We learned from leaders, not by lecture, to follow the crowd at care time.
I’m sure there is some bias in my powers of observation, but I don’t see the same concern for the class at large from friends and acquaintances who attended other Catholic or public high schools, including other Jesuit schools. The focus is more narrowly on their immediate group of friends. I can speak most specifically to the class of 1971, where so many of us remain close, and it’s long been known that attendance at SLUH reunions is much higher than at other public or private high schools.
Of course, part of being true men for each other is not wanting to draw attention to ourselves, or to the private plights of others. What compelled me to share my thoughts was the story last Fall in the St. Louis Post-Dispatch about the late Mark Cendroski and his classmates from the SLUH Class of 1968. To me, Mark’s story is the embodiment of what it means to be men for each other.
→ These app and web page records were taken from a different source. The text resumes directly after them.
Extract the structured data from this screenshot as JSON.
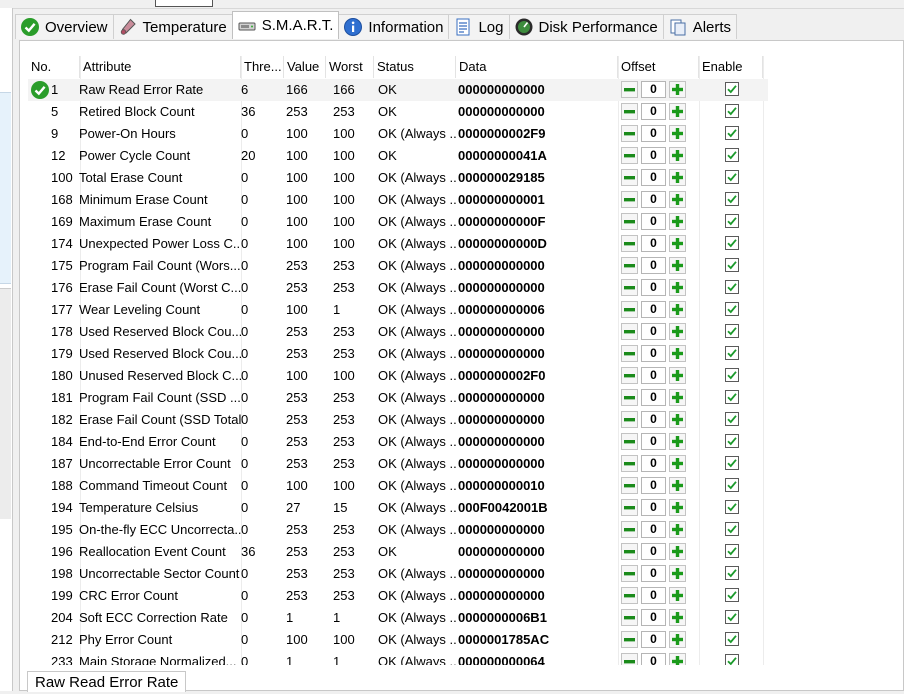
{
  "tabs": [
    {
      "label": "Overview",
      "icon": "ok-check-icon"
    },
    {
      "label": "Temperature",
      "icon": "thermometer-icon"
    },
    {
      "label": "S.M.A.R.T.",
      "icon": "disk-icon"
    },
    {
      "label": "Information",
      "icon": "info-icon"
    },
    {
      "label": "Log",
      "icon": "log-icon"
    },
    {
      "label": "Disk Performance",
      "icon": "gauge-icon"
    },
    {
      "label": "Alerts",
      "icon": "alerts-icon"
    }
  ],
  "active_tab": "S.M.A.R.T.",
  "columns": {
    "no": "No.",
    "attribute": "Attribute",
    "threshold": "Thre...",
    "value": "Value",
    "worst": "Worst",
    "status": "Status",
    "data": "Data",
    "offset": "Offset",
    "enable": "Enable"
  },
  "colors": {
    "minus": "#1a8a1a",
    "plus": "#1a9a1a",
    "check": "#1b9a2b",
    "ok_icon": "#2a9d2a"
  },
  "rows": [
    {
      "no": "1",
      "attr": "Raw Read Error Rate",
      "thr": "6",
      "val": "166",
      "worst": "166",
      "status": "OK",
      "data": "000000000000",
      "offset": "0",
      "ok_icon": true
    },
    {
      "no": "5",
      "attr": "Retired Block Count",
      "thr": "36",
      "val": "253",
      "worst": "253",
      "status": "OK",
      "data": "000000000000",
      "offset": "0"
    },
    {
      "no": "9",
      "attr": "Power-On Hours",
      "thr": "0",
      "val": "100",
      "worst": "100",
      "status": "OK (Always ...",
      "data": "0000000002F9",
      "offset": "0"
    },
    {
      "no": "12",
      "attr": "Power Cycle Count",
      "thr": "20",
      "val": "100",
      "worst": "100",
      "status": "OK",
      "data": "00000000041A",
      "offset": "0"
    },
    {
      "no": "100",
      "attr": "Total Erase Count",
      "thr": "0",
      "val": "100",
      "worst": "100",
      "status": "OK (Always ...",
      "data": "000000029185",
      "offset": "0"
    },
    {
      "no": "168",
      "attr": "Minimum Erase Count",
      "thr": "0",
      "val": "100",
      "worst": "100",
      "status": "OK (Always ...",
      "data": "000000000001",
      "offset": "0"
    },
    {
      "no": "169",
      "attr": "Maximum Erase Count",
      "thr": "0",
      "val": "100",
      "worst": "100",
      "status": "OK (Always ...",
      "data": "00000000000F",
      "offset": "0"
    },
    {
      "no": "174",
      "attr": "Unexpected Power Loss C...",
      "thr": "0",
      "val": "100",
      "worst": "100",
      "status": "OK (Always ...",
      "data": "00000000000D",
      "offset": "0"
    },
    {
      "no": "175",
      "attr": "Program Fail Count (Wors...",
      "thr": "0",
      "val": "253",
      "worst": "253",
      "status": "OK (Always ...",
      "data": "000000000000",
      "offset": "0"
    },
    {
      "no": "176",
      "attr": "Erase Fail Count (Worst C...",
      "thr": "0",
      "val": "253",
      "worst": "253",
      "status": "OK (Always ...",
      "data": "000000000000",
      "offset": "0"
    },
    {
      "no": "177",
      "attr": "Wear Leveling Count",
      "thr": "0",
      "val": "100",
      "worst": "1",
      "status": "OK (Always ...",
      "data": "000000000006",
      "offset": "0"
    },
    {
      "no": "178",
      "attr": "Used Reserved Block Cou...",
      "thr": "0",
      "val": "253",
      "worst": "253",
      "status": "OK (Always ...",
      "data": "000000000000",
      "offset": "0"
    },
    {
      "no": "179",
      "attr": "Used Reserved Block Cou...",
      "thr": "0",
      "val": "253",
      "worst": "253",
      "status": "OK (Always ...",
      "data": "000000000000",
      "offset": "0"
    },
    {
      "no": "180",
      "attr": "Unused Reserved Block C...",
      "thr": "0",
      "val": "100",
      "worst": "100",
      "status": "OK (Always ...",
      "data": "0000000002F0",
      "offset": "0"
    },
    {
      "no": "181",
      "attr": "Program Fail Count (SSD ...",
      "thr": "0",
      "val": "253",
      "worst": "253",
      "status": "OK (Always ...",
      "data": "000000000000",
      "offset": "0"
    },
    {
      "no": "182",
      "attr": "Erase Fail Count (SSD Total)",
      "thr": "0",
      "val": "253",
      "worst": "253",
      "status": "OK (Always ...",
      "data": "000000000000",
      "offset": "0"
    },
    {
      "no": "184",
      "attr": "End-to-End Error Count",
      "thr": "0",
      "val": "253",
      "worst": "253",
      "status": "OK (Always ...",
      "data": "000000000000",
      "offset": "0"
    },
    {
      "no": "187",
      "attr": "Uncorrectable Error Count",
      "thr": "0",
      "val": "253",
      "worst": "253",
      "status": "OK (Always ...",
      "data": "000000000000",
      "offset": "0"
    },
    {
      "no": "188",
      "attr": "Command Timeout Count",
      "thr": "0",
      "val": "100",
      "worst": "100",
      "status": "OK (Always ...",
      "data": "000000000010",
      "offset": "0"
    },
    {
      "no": "194",
      "attr": "Temperature Celsius",
      "thr": "0",
      "val": "27",
      "worst": "15",
      "status": "OK (Always ...",
      "data": "000F0042001B",
      "offset": "0"
    },
    {
      "no": "195",
      "attr": "On-the-fly ECC Uncorrecta...",
      "thr": "0",
      "val": "253",
      "worst": "253",
      "status": "OK (Always ...",
      "data": "000000000000",
      "offset": "0"
    },
    {
      "no": "196",
      "attr": "Reallocation Event Count",
      "thr": "36",
      "val": "253",
      "worst": "253",
      "status": "OK",
      "data": "000000000000",
      "offset": "0"
    },
    {
      "no": "198",
      "attr": "Uncorrectable Sector Count",
      "thr": "0",
      "val": "253",
      "worst": "253",
      "status": "OK (Always ...",
      "data": "000000000000",
      "offset": "0"
    },
    {
      "no": "199",
      "attr": "CRC Error Count",
      "thr": "0",
      "val": "253",
      "worst": "253",
      "status": "OK (Always ...",
      "data": "000000000000",
      "offset": "0"
    },
    {
      "no": "204",
      "attr": "Soft ECC Correction Rate",
      "thr": "0",
      "val": "1",
      "worst": "1",
      "status": "OK (Always ...",
      "data": "0000000006B1",
      "offset": "0"
    },
    {
      "no": "212",
      "attr": "Phy Error Count",
      "thr": "0",
      "val": "100",
      "worst": "100",
      "status": "OK (Always ...",
      "data": "0000001785AC",
      "offset": "0"
    },
    {
      "no": "233",
      "attr": "Main Storage Normalized...",
      "thr": "0",
      "val": "1",
      "worst": "1",
      "status": "OK (Always ...",
      "data": "000000000064",
      "offset": "0"
    }
  ],
  "statusbar": {
    "text": "Raw Read Error Rate"
  }
}
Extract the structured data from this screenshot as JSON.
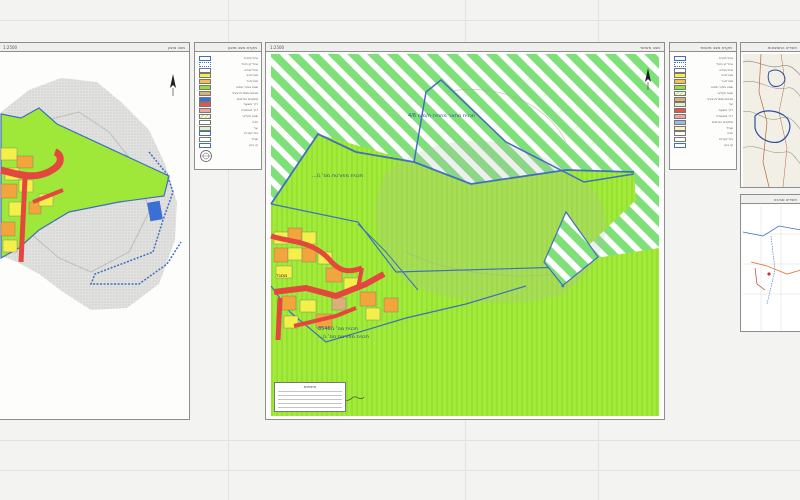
{
  "panels": {
    "left_map": {
      "header": "מצב מוצע",
      "scale": "1:2500"
    },
    "left_legend": {
      "header": "מקרא מצב מוצע",
      "items": [
        {
          "label": "גבול תכנית",
          "color": "#ffffff",
          "pattern": "outline-blue"
        },
        {
          "label": "גבול קו כחול",
          "color": "#ffffff",
          "pattern": "dotted-blue"
        },
        {
          "label": "גבול מגרש",
          "color": "#ffffff",
          "pattern": "outline-gray"
        },
        {
          "label": "מגורים א'",
          "color": "#f3f04a",
          "pattern": "solid"
        },
        {
          "label": "מגורים ב'",
          "color": "#f2c24a",
          "pattern": "solid"
        },
        {
          "label": "שטח ציבורי פתוח",
          "color": "#8fe23a",
          "pattern": "solid"
        },
        {
          "label": "מבנים ומוסדות ציבור",
          "color": "#d9b07a",
          "pattern": "solid"
        },
        {
          "label": "מתקנים הנדסיים",
          "color": "#3a6fd8",
          "pattern": "solid"
        },
        {
          "label": "דרך מוצעת",
          "color": "#e85545",
          "pattern": "solid"
        },
        {
          "label": "דרך מאושרת",
          "color": "#f2a4a4",
          "pattern": "solid"
        },
        {
          "label": "שטח חקלאי",
          "color": "#c8e89a",
          "pattern": "hatch"
        },
        {
          "label": "חניה",
          "color": "#ffffff",
          "pattern": "outline-gray"
        },
        {
          "label": "יער",
          "color": "#dff4c8",
          "pattern": "solid"
        },
        {
          "label": "בית קברות",
          "color": "#ffffff",
          "pattern": "outline-blue"
        },
        {
          "label": "שביל",
          "color": "#ffffff",
          "pattern": "outline-gray"
        },
        {
          "label": "קו בניין",
          "color": "#ffffff",
          "pattern": "outline-blue"
        }
      ]
    },
    "middle_map": {
      "header": "מצב מאושר",
      "scale": "1:2500",
      "labels": {
        "top": "תכנית מתאר מחוזית ת/מ/מ 4/6",
        "center": "תכנית מפורטת מס' ג/...",
        "bottom_a": "תכנית מס' ג/8546",
        "bottom_b": "תכנית מפורטת מס' ג/...",
        "village": "מסגד"
      },
      "stamp_title": "חתימות"
    },
    "right_legend": {
      "header": "מקרא מצב מאושר",
      "items": [
        {
          "label": "גבול תכנית",
          "color": "#ffffff",
          "pattern": "outline-blue"
        },
        {
          "label": "גבול קו כחול",
          "color": "#ffffff",
          "pattern": "dotted-blue"
        },
        {
          "label": "גבול מגרש",
          "color": "#ffffff",
          "pattern": "outline-gray"
        },
        {
          "label": "מגורים א'",
          "color": "#f3f04a",
          "pattern": "solid"
        },
        {
          "label": "מגורים ב'",
          "color": "#f2c24a",
          "pattern": "solid"
        },
        {
          "label": "שטח ציבורי פתוח",
          "color": "#8fe23a",
          "pattern": "solid"
        },
        {
          "label": "שטח חקלאי",
          "color": "#c8e89a",
          "pattern": "hatch"
        },
        {
          "label": "מבנים ומוסדות ציבור",
          "color": "#d9b07a",
          "pattern": "solid"
        },
        {
          "label": "יער",
          "color": "#dff4c8",
          "pattern": "solid"
        },
        {
          "label": "דרך מוצעת",
          "color": "#e85545",
          "pattern": "solid"
        },
        {
          "label": "דרך מאושרת",
          "color": "#f2a4a4",
          "pattern": "solid"
        },
        {
          "label": "מתקנים הנדסיים",
          "color": "#9fb8e8",
          "pattern": "solid"
        },
        {
          "label": "שביל",
          "color": "#fbf3c8",
          "pattern": "solid"
        },
        {
          "label": "חניה",
          "color": "#ffffff",
          "pattern": "outline-gray"
        },
        {
          "label": "בית קברות",
          "color": "#ffffff",
          "pattern": "outline-gray"
        },
        {
          "label": "קו בניין",
          "color": "#ffffff",
          "pattern": "outline-blue"
        }
      ]
    },
    "locator_top": {
      "header": "תשריט התמצאות"
    },
    "locator_bottom": {
      "header": "תשריט סביבה"
    }
  },
  "colors": {
    "approved_green": "#9fe83a",
    "hatch_green": "#7fe07a",
    "residential_yellow": "#f3f04a",
    "residential_orange": "#f2a53a",
    "road_red": "#e4473d",
    "plan_blue": "#3f6fbf",
    "terrain_gray": "#cfcfcf"
  },
  "icons": {
    "north_arrow": "north-arrow-icon",
    "compass_rose": "compass-rose-icon"
  }
}
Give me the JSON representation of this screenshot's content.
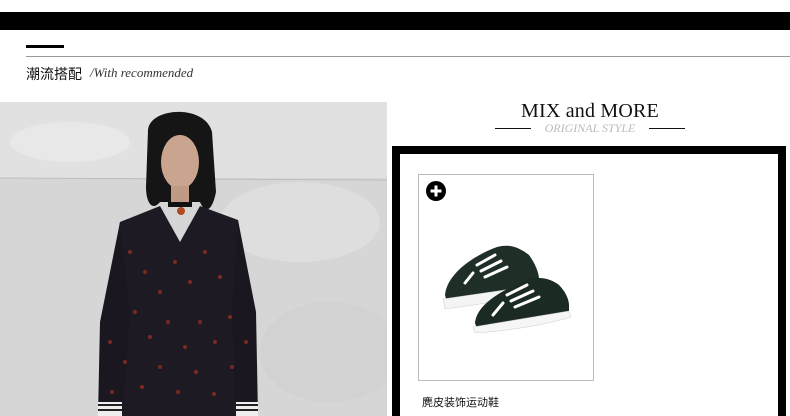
{
  "section": {
    "title": "潮流搭配",
    "subtitle": "/With recommended"
  },
  "mix": {
    "title": "MIX and MORE",
    "subtitle": "ORIGINAL STYLE"
  },
  "product": {
    "name": "麂皮装饰运动鞋",
    "add_icon": "plus-circle-icon"
  },
  "colors": {
    "frame": "#000000",
    "shoe": "#1f2f27",
    "lace": "#ffffff"
  }
}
By all accounts, Mark was a terrific student athlete at SLUH (I was a freshman when Mark was a senior in my brother Kevin’s class), and enjoyed a successful career and beloved family before being stricken with early dementia. Geoff Waldron mobilized his fellow classmates from ’68 to paint Mark’s house when he was no longer capable, and established a trust fund to help ease the financial crisis that Mark’s family suffered as a consequence of his illness.
I know of another class pulling together in support of a classmate whose wife faced breast cancer, helping with household and lawn chores. In that case, a SLUH alum from a different year who owned a lawn service donated his services when he learned it was to help a fellow Jr. Bill. I know of a more recent class pulling together to help two classmates whose sisters suffered debilitating health issues. And I know of classmates simply helping an immobile friend secure his weekly groceries.
Being a part of SLUH, I’ll bet you know of similar stories. Most are not spectacular; just advice, support, consolation and understanding through the natural meanderings of life. And that’s what makes it remarkable: not the extraordinary, the ordinary.
Like every school and organization, we have our rogues’ gallery, and I’m hardly the paragon of virtue myself, but by and large the friends and faculty you encounter at SLUH will forever have your best interests in mind. The older I get, the more I see, and appreciate, the exceptional wisdom, grace and compassion of my classmates and faculty, and I know they will always be there for me, and my family.
To those of you still on campus, take a good look around and know you are likely to share much more than four years of high school together. As my friend and our class president, Joe Castellano '71, has opined, “You’re very likely looking at the best man at your wedding.” In my son Tim’s case, you might even officiate at wedding. You can also be confident those same classmates will be there for you when you need help in some unforeseen, and unimaginable way somewhere down the line.
No one knows where life will take you, but as a SLUH student or alum you’ve been blessed with extraordinary gifts. Perhaps none is more precious than being endowed membership in a band of brothers, who are men for each other.